France, US join Comoros plane crash search

France, US join Comoros plane crash search
Comment E-mail Print Share
First Published: Wed, Jul 01 2009. 12 46 PM IST
Updated: Wed, Jul 01 2009. 12 46 PM IST
Moroni: French and US aircraft joined a flotilla of local boats on Wednesday combing the Indian Ocean waters where an Airbus A310-300 went down off the Comoros archipelago with 153 people on board, almost all feared dead.
Just one survivor — a 14-year-old Franco-Comoran girl — has been found in the sea after the plane crashed as it came in to land at the capital Moroni under darkness on Tuesday morning.
The girl, identified as Bakari Bahia, had cuts to her face and a fractured collar-bone, but was stable overnight,
“Her health is not in danger. She is very calm given the shock she suffered,” local surgeon Ben Imani told the agency at Moroni’s El Marouf hospital.
Sixty-six French nationals were aboard the doomed flight, Paris officials said. Though a full list has not yet been published, a Yemeni official said there were also nationals from Canada, Comoros, Ethiopia, Indonesia, Morocco, the Palestinian territories, the Philippines and Yemen on board.
The plane was flying the final leg of a trip from Paris and Marseille to Comoros via Yemen.
The 14-year-old girl was picked up during rescue efforts on Tuesday by local fishermen and speedboats sent by authorities on the main island, Grande Comore.
With a population of around 800,000, the formerly French-ruled Comoros archipelago comprises three islands off mainland east Africa and just north-west of Madagascar.
Comoran officials said that France had sent a plane, and was also moving two ships into the area, on Wednesday to launch a formal search operation. The US also sent a helicopter to help, and a plane with supplies.
“We are meeting now with the French and American teams to coordinate our actions,” said Colonel Ismael Moegni Daho, head of the local Centre for Rescue Operations and Civil Protection.
The crashed plane was the second Airbus to plunge into the sea this month. An Air France Airbus A330-200 crashed into the Atlantic Ocean killing 228 people on board on 1 June.
French Ban
The Paris-Marseille-Yemen leg of the Yemenia flight was flown by an Airbus A330. In Sanaa, those passengers who were flying on to the Comoros changed onto a second Yemenia plane, the A310 that crashed.
French transport minister Dominique Bussereau said France had banned the Yemenia A310 from French soil after faults were found in a test in 2007.
“The question we are asking ... is whether you can collect people in a normal way on French territory and then put them in a plane that does not ensure their security. We do not want this to happen again,” he told the I-tele television channel.
But Yemen’s transport minister said the plane was thoroughly checked in May under Airbus supervision.
“It was a comprehensive inspection carried out in Yemen ... with experts from Airbus,” Khaled Ibrahim al-Wazeer told the agency from Sanaa. “It was in line with international standards.”

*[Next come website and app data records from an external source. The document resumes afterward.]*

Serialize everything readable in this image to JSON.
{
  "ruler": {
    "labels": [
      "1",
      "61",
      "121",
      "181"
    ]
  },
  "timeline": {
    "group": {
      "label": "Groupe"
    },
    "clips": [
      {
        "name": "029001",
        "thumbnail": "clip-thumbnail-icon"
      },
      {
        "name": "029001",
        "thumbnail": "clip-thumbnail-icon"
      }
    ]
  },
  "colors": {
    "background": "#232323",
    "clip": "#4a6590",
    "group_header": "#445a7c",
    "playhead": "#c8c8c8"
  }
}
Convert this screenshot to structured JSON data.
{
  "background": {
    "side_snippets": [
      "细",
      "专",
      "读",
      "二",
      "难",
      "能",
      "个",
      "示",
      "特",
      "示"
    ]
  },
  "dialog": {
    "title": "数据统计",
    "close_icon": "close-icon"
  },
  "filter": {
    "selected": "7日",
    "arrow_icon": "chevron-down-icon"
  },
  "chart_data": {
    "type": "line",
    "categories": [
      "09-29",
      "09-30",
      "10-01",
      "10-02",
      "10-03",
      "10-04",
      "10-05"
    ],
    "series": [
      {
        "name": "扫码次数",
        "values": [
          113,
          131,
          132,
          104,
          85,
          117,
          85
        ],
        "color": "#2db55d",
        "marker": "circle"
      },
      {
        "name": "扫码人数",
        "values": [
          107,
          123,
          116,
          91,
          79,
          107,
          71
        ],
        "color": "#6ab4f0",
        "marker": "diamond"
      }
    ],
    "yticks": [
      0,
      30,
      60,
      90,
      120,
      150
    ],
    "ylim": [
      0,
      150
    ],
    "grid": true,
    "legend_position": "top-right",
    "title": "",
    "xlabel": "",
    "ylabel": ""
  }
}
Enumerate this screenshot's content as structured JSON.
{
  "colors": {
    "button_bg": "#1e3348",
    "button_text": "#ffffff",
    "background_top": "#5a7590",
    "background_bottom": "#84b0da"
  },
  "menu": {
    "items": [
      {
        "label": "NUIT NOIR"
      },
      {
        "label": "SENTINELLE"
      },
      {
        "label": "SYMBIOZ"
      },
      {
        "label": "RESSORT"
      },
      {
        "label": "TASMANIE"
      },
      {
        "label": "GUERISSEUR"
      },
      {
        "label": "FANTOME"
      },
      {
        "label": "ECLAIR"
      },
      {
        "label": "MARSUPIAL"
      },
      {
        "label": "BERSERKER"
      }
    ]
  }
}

In France, mourning expatriate Comorans said the crash had been an accident waiting to happen.
“Yemenia was the cheapest of all the ‘rubbish companies´ with a near-monopoly on this destination,” said Farid Soilihi, president of the pressure group “SOS-Voyages to the Comoros.”
Yemenia is 51% owned by Yemen and 49% by Saudi Arabia. Its fleet includes two Airbus 330-200s, four Airbus 310-300s and four Boeing 737-800s, according to its website.
Airbus said it was dispatching a team of investigators to the Comoros. It said the aircraft was built in 1990 and had been used by Yemenia since 1999. Its engines were built by Pratt and Whitney, a unit of United Technologies.
A Yemenia official said there were 142 passengers including three infants, and 11 crew. The weather was rough — with high winds — but the cause of the crash was still unknown.
France and the Comoros have enjoyed close ties since the islands’ independence in 1975. France estimates 200,000 people from Comoros live in mainland France, and remittances from France are an important part of the islands’ economy.
Comment E-mail Print Share
First Published: Wed, Jul 01 2009. 12 46 PM IST